The consumer space, which includes domains such as food, living spaces and cities, is bound to experience a revolution, as a result of technologies such as precision farming, 3D printing of artificial food, living spaces technology transforming and automating our homes and cities including novel interactive experiences such as the metaverse, as well as some of the benefits already discussed in the transportation domain above. We believe Huawei is well positioned to participate in the living spaces and smart cities domains, thanks to its core competencies in telecommunications, AI and IoT.

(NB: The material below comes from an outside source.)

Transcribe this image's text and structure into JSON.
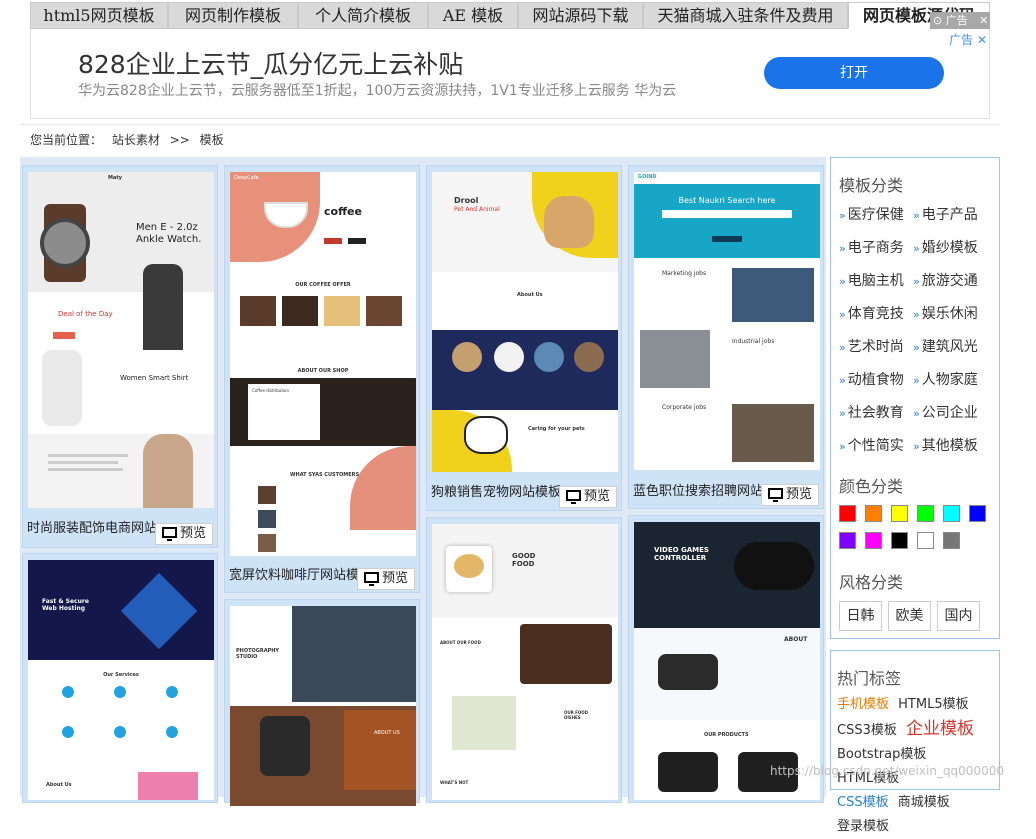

Finally, it is in the energy domain where the company’s vision comes back to its fundamental belief that digitalization and green development mutually reinforce. Not only does the company expect renewables to account for 50% of all electricity generation globally by 2030, but also envisions the emergence of an “energy internet”, with digital technologies connecting generation-grid-load-storage, including virtual power plants and an energy cloud. Huawei has the in-house expertise to develop a core competency in this field and become a market leader in the design and supply of distributed energy gathering devices; distributed energy storage devices; and intelligent management software, all possibly AI driven. It is likely that governments will participate sponsoring and funding research and related initiatives as part of their long-term energy policies, which would provide a fertile ground for early participants like Huawei.

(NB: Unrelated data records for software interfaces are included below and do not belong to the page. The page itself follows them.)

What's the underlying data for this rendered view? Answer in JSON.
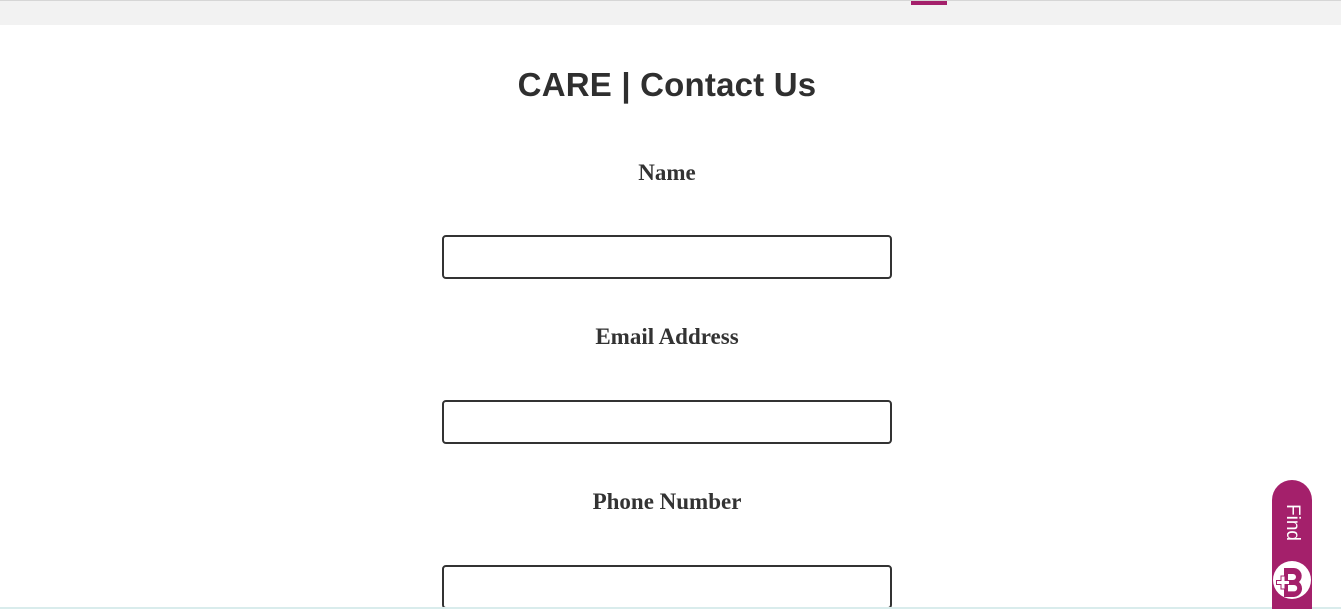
{
  "page": {
    "title": "CARE | Contact Us"
  },
  "form": {
    "fields": [
      {
        "label": "Name",
        "value": "",
        "placeholder": ""
      },
      {
        "label": "Email Address",
        "value": "",
        "placeholder": ""
      },
      {
        "label": "Phone Number",
        "value": "",
        "placeholder": ""
      }
    ]
  },
  "find_widget": {
    "label": "Find",
    "icon": "plus-b-logo-icon"
  },
  "colors": {
    "accent": "#a4206b",
    "text": "#333333",
    "top_bar": "#f2f2f2",
    "background": "#ffffff"
  }
}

Ambition for a better future
While forecasting a decade ahead is always a difficult exercise fraught with risks, Huawei’s Intelligent World 2030 plan has the right mix of far-fetched ambition and down to earth realities to make it realistic, and provide a good roadmap for the industry. Given the challenging economic backdrop, it is a welcome optimistic look at the future. As noted, the company did not only establish its key strategic focus areas for the next decade, such as AI, healthcare, transportation and energy, but also offered two interesting and encouraging conclusions or recommendations. Firstly, that for the industry to achieve these lofty goals, collaboration across supply chains, competitors and regulators is an imperative. Secondly, industry digitalization has the potential to accelerate the development of low carbon technologies.